* Study material
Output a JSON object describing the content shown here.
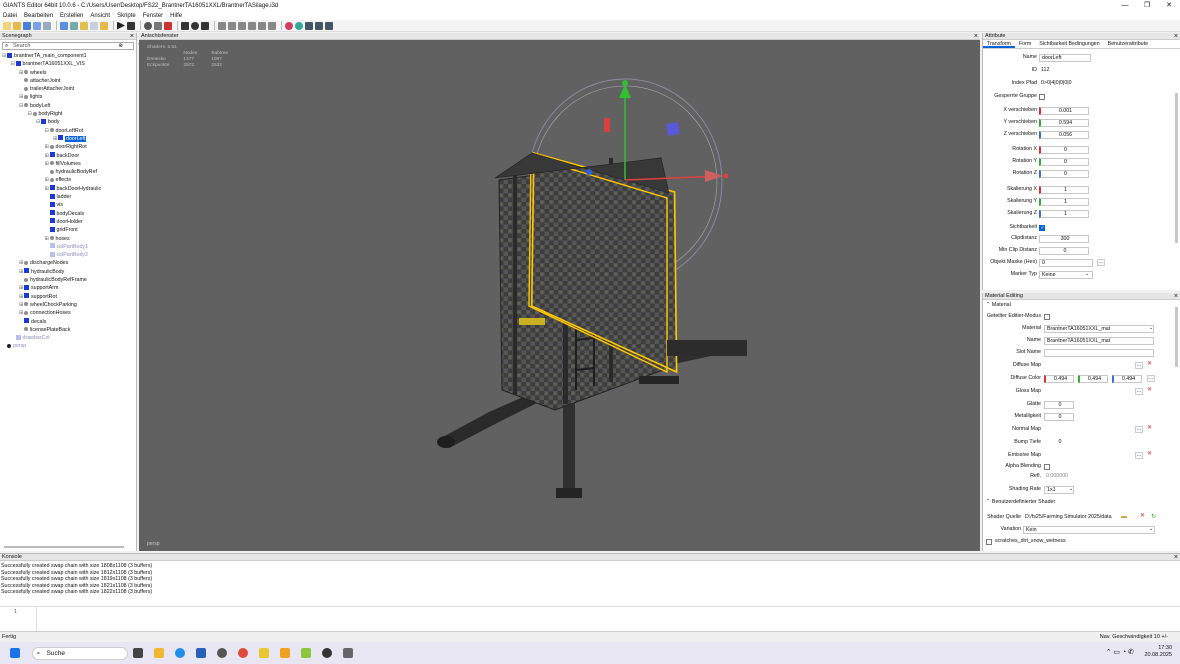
{
  "window": {
    "title": "GIANTS Editor 64bit 10.0.6 - C:/Users/User/Desktop/FS22_BrantnerTA16051XXL/BrantnerTASilage.i3d",
    "controls": [
      "—",
      "❐",
      "✕"
    ]
  },
  "menu": [
    "Datei",
    "Bearbeiten",
    "Erstellen",
    "Ansicht",
    "Skripte",
    "Fenster",
    "Hilfe"
  ],
  "scenegraph": {
    "title": "Scenegraph",
    "search_placeholder": "Search",
    "items": [
      {
        "label": "brantnerTA_main_component1",
        "depth": 0,
        "icon": "blue",
        "exp": "⊟"
      },
      {
        "label": "brantnerTA16051XXL_VIS",
        "depth": 1,
        "icon": "blue",
        "exp": "⊟"
      },
      {
        "label": "wheels",
        "depth": 2,
        "icon": "tg",
        "exp": "⊞"
      },
      {
        "label": "attacherJoint",
        "depth": 2,
        "icon": "tg",
        "exp": ""
      },
      {
        "label": "trailerAttacherJoint",
        "depth": 2,
        "icon": "tg",
        "exp": ""
      },
      {
        "label": "lights",
        "depth": 2,
        "icon": "tg",
        "exp": "⊞"
      },
      {
        "label": "bodyLeft",
        "depth": 2,
        "icon": "tg",
        "exp": "⊟"
      },
      {
        "label": "bodyRight",
        "depth": 3,
        "icon": "tg",
        "exp": "⊟"
      },
      {
        "label": "body",
        "depth": 4,
        "icon": "blue",
        "exp": "⊟"
      },
      {
        "label": "doorLeftRot",
        "depth": 5,
        "icon": "tg",
        "exp": "⊟"
      },
      {
        "label": "doorLeft",
        "depth": 6,
        "icon": "blue",
        "exp": "⊞",
        "selected": true
      },
      {
        "label": "doorRightRot",
        "depth": 5,
        "icon": "tg",
        "exp": "⊞"
      },
      {
        "label": "backDoor",
        "depth": 5,
        "icon": "blue",
        "exp": "⊞"
      },
      {
        "label": "fillVolumes",
        "depth": 5,
        "icon": "tg",
        "exp": "⊞"
      },
      {
        "label": "hydraulicBodyRef",
        "depth": 5,
        "icon": "tg",
        "exp": ""
      },
      {
        "label": "effects",
        "depth": 5,
        "icon": "tg",
        "exp": "⊞"
      },
      {
        "label": "backDoorHydraulic",
        "depth": 5,
        "icon": "blue",
        "exp": "⊞"
      },
      {
        "label": "ladder",
        "depth": 5,
        "icon": "blue",
        "exp": ""
      },
      {
        "label": "vis",
        "depth": 5,
        "icon": "blue",
        "exp": ""
      },
      {
        "label": "bodyDecals",
        "depth": 5,
        "icon": "blue",
        "exp": ""
      },
      {
        "label": "doorHolder",
        "depth": 5,
        "icon": "blue",
        "exp": ""
      },
      {
        "label": "gridFront",
        "depth": 5,
        "icon": "blue",
        "exp": ""
      },
      {
        "label": "hoses",
        "depth": 5,
        "icon": "tg",
        "exp": "⊞"
      },
      {
        "label": "colPartBody1",
        "depth": 5,
        "icon": "light",
        "exp": "",
        "dim": true
      },
      {
        "label": "colPartBody2",
        "depth": 5,
        "icon": "light",
        "exp": "",
        "dim": true
      },
      {
        "label": "dischargeNodes",
        "depth": 2,
        "icon": "tg",
        "exp": "⊞"
      },
      {
        "label": "hydraulicBody",
        "depth": 2,
        "icon": "blue",
        "exp": "⊞"
      },
      {
        "label": "hydraulicBodyRefFrame",
        "depth": 2,
        "icon": "tg",
        "exp": ""
      },
      {
        "label": "supportArm",
        "depth": 2,
        "icon": "blue",
        "exp": "⊞"
      },
      {
        "label": "supportRot",
        "depth": 2,
        "icon": "blue",
        "exp": "⊞"
      },
      {
        "label": "wheelChockParking",
        "depth": 2,
        "icon": "tg",
        "exp": "⊞"
      },
      {
        "label": "connectionHoses",
        "depth": 2,
        "icon": "tg",
        "exp": "⊞"
      },
      {
        "label": "decals",
        "depth": 2,
        "icon": "blue",
        "exp": ""
      },
      {
        "label": "licensePlateBack",
        "depth": 2,
        "icon": "tg",
        "exp": ""
      },
      {
        "label": "drawbarCol",
        "depth": 1,
        "icon": "light",
        "exp": "",
        "dim": true
      },
      {
        "label": "persp",
        "depth": 0,
        "icon": "cam",
        "exp": "",
        "dim": true
      }
    ]
  },
  "viewport": {
    "title": "Anischtsfenster",
    "stats": {
      "header": "Shaders: 6.51",
      "col1": "Nodes",
      "col2": "Subtree",
      "rows": [
        {
          "label": "Dreiecke",
          "a": "1477",
          "b": "1997"
        },
        {
          "label": "Eckpunkte",
          "a": "2572",
          "b": "2632"
        }
      ]
    },
    "camera": "persp"
  },
  "attribute": {
    "title": "Attribute",
    "tabs": [
      "Transform",
      "Form",
      "Sichtbarkeit Bedingungen",
      "Benutzerattribute"
    ],
    "fields": {
      "name_label": "Name",
      "name": "doorLeft",
      "id_label": "ID",
      "id": "112",
      "index_label": "Index Pfad",
      "index": "0>0|4|0|0|0|0",
      "locked_label": "Gesperrte Gruppe",
      "x_label": "X verschieben",
      "x": "0.001",
      "y_label": "Y verschieben",
      "y": "0.594",
      "z_label": "Z verschieben",
      "z": "0.056",
      "rx_label": "Rotation X",
      "rx": "0",
      "ry_label": "Rotation Y",
      "ry": "0",
      "rz_label": "Rotation Z",
      "rz": "0",
      "sx_label": "Skalierung X",
      "sx": "1",
      "sy_label": "Skalierung Y",
      "sy": "1",
      "sz_label": "Skalierung Z",
      "sz": "1",
      "vis_label": "Sichtbarkeit",
      "clip_label": "Clipdistanz",
      "clip": "300",
      "minclip_label": "Min Clip Distanz",
      "minclip": "0",
      "mask_label": "Objekt Maske (Hex)",
      "mask": "0",
      "marker_label": "Marker Typ",
      "marker": "Keine"
    }
  },
  "material": {
    "title": "Material Editing",
    "section1": "Material",
    "shared_label": "Geteilter Editier-Modus",
    "material_label": "Material",
    "material": "BrantnerTA16051XXL_mat",
    "name_label": "Name",
    "name": "BrantnerTA16051XXL_mat",
    "slot_label": "Slot Name",
    "slot": "",
    "diffuse_map_label": "Diffuse Map",
    "diffuse_color_label": "Diffuse Color",
    "dr": "0.494",
    "dg": "0.494",
    "db": "0.494",
    "gloss_label": "Gloss Map",
    "glatte_label": "Glätte",
    "glatte": "0",
    "metal_label": "Metalligkeit",
    "metal": "0",
    "normal_label": "Normal Map",
    "bump_label": "Bump Tiefe",
    "bump": "0",
    "emissive_label": "Emissive Map",
    "alpha_label": "Alpha Blending",
    "refl_label": "Refl.",
    "refl": "0.000000",
    "shading_label": "Shading Rate",
    "shading": "1x1",
    "section2": "Benutzerdefinierter Shader",
    "shader_label": "Shader Quelle",
    "shader": "D:/fs25/Farming Simulator 2025/data",
    "variation_label": "Variation",
    "variation": "Kein",
    "extra": "scratches_dirt_snow_wetness"
  },
  "console": {
    "title": "Konsole",
    "lines": [
      "Successfully created swap chain with size 1808x1108 (3 buffers)",
      "Successfully created swap chain with size 1812x1108 (3 buffers)",
      "Successfully created swap chain with size 1819x1108 (3 buffers)",
      "Successfully created swap chain with size 1821x1108 (3 buffers)",
      "Successfully created swap chain with size 1822x1108 (3 buffers)"
    ],
    "line_number": "1"
  },
  "status": {
    "left": "Fertig",
    "right": "Nav. Geschwindigkeit 10 +/-"
  },
  "taskbar": {
    "search": "Suche",
    "time": "17:30",
    "date": "20.08.2025"
  }
}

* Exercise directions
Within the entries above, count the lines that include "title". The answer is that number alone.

* Task response
6